'Fast Food Dads' stereotype a myth according to new research
When many people think of single, non-resident fathers providing meals for their kids, they conjure up the image of dad piling the kids into the car for a quick trip through the McDonald's drive through.
But single dads apparently don't get enough respect when it comes to providing for their kids' nutrition according to a study led by an Iowa State University sociologist that dispels the myth of "fast food dads." It's the first to show that kids who spend time with their non-resident fathers actually eat slightly healthier than those who don't.
Associate Professor of Sociology Susan Stewart and Ball State University Assistant Professor of Sociology Chadwick Menning used existing data collected between 1994-96 from more than 10,000 families from the National Longitudinal Study of Adolescent Health to examine the relationship between family structure, non-resident fathers, and adolescent eating pattern. The results of that study are in a paper titled "Fast Food Dads? The Effect of Family Structure and Nonresident Father Involvement on Adolescent Eating Patterns," which they'll be presenting on Sunday, Aug. 12, at the American Sociological Association annual meeting in the New York City Hilton.
"Regarding the non-custodial father being the 'fast food dad,' we did not find evidence to support that stereotype," said Stewart, who is author of the book Brave New Stepfamilies: Diverse Paths Toward Stepfamily Living (Sage Publications). "We found that non-resident father involvement -- so kids with an involved, non-custodial dad -- actually eat better and more nutritious food than kids whose dad is not involved. They are less likely to skip breakfast and lunch, and eat vegetables more often. They also eat more simple sugars, but they're more likely to eat regular meals."
The data from the National Longitudinal Study of Adolescent Health initially surveyed adolescents in grades 7-12 in 1994-95 and conducted follow-up interviews with a subset of respondents in 1996. The second wave of data from that study provided numerous measures of adolescents' diets, including the frequency of eating fast food within the last week. The researchers examined effects of family structure and controls on adolescent diet, skipping meals, and food monitoring from more than 15,000 families in the first wave of data, and more than 11,000 in the second wave.
While the data is more than 10-years-old, Stewart said that just makes the idea of "fast food dads" more of a myth today since families are now more health conscious.
"We're not going to see this 'fast food dad' effect appear all of a sudden I doubt, because if we were going to see it, we would have seen it 10 years ago -- more so than today," she said. "That's because 10 years ago, we really weren't talking about childhood obesity."

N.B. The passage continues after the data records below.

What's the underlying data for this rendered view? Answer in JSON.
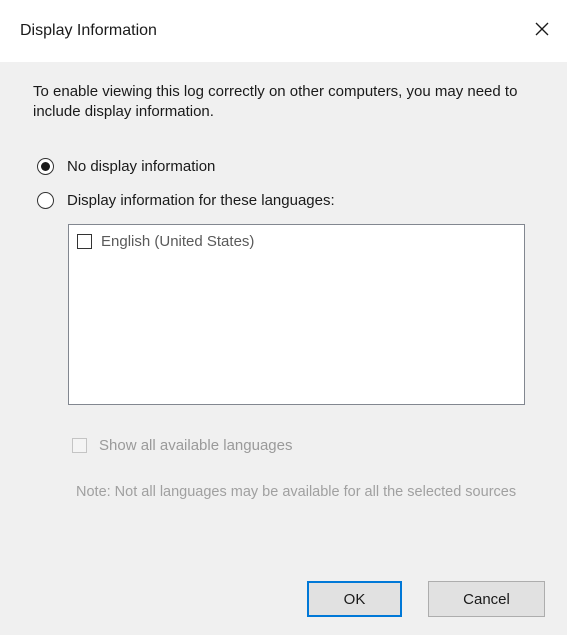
{
  "window": {
    "title": "Display Information",
    "close_icon": "close-icon"
  },
  "intro_text": "To enable viewing this log correctly on other computers, you may need to include display information.",
  "options": {
    "no_display": {
      "label": "No display information",
      "selected": true
    },
    "languages": {
      "label": "Display information for these languages:",
      "selected": false
    }
  },
  "language_list": {
    "items": [
      {
        "label": "English (United States)",
        "checked": false
      }
    ]
  },
  "show_all": {
    "label": "Show all available languages",
    "checked": false,
    "enabled": false
  },
  "note": "Note: Not all languages may be available for all the selected sources",
  "buttons": {
    "ok": "OK",
    "cancel": "Cancel"
  },
  "colors": {
    "dialog_bg": "#f0f0f0",
    "titlebar_bg": "#ffffff",
    "default_button_border": "#0078d7",
    "disabled_text": "#9a9a9a"
  }
}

With the exception of a 1997 study that found that children in single-parent families have been shown to consume significantly more fat than children in intact families, the effect of family structure on children's eating patterns had not previously been explicitly examined. Stewart and Menning wrote in their conclusion that adolescents in non-traditional family households are more likely to display unhealthy eating habits such as skipping breakfast and lunch, eating fewer vegetables, consuming more fast food, and less parental monitoring of meals. The exception was children in father-stepmother homes, who were generally similar to children from biological parent households.
"We found that kids in non-traditional families -- single-parent families and stepfamilies -- do consume less-healthy diets than those in traditional families overall," said Stewart. "That includes greater frequency of fast food."
And while the study found that children may eat better when non-resident fathers are involved, those same kids also tend to eat more.
"It does appear that children with involved non-resident fathers, through their consumption of more regular meals including vegetables and simple sugars, may be eating a greater amount of food, which may put children at greater risk of obesity -- depending on children's physical activity levels and other factors," the researchers wrote in their conclusion.
"There are other things that go into obesity," said Stewart. "There's activity level, and there's heredity, and other kinds of things. We weren't able to look into the mechanisms for this -- like are children feeling more stress (because of their parents being apart) -- at least not in this paper."
The researchers plan to do further analysis on sex, race and class differences in the effects and differences by the children and their fathers' weight status. Stewart is also working with researchers from ISU's Department of Human Development and Family Studies on research to examine the relationship between stress and childhood obesity. That study is being funded by a grant from the United States Department of Agriculture.
Source: Iowa State University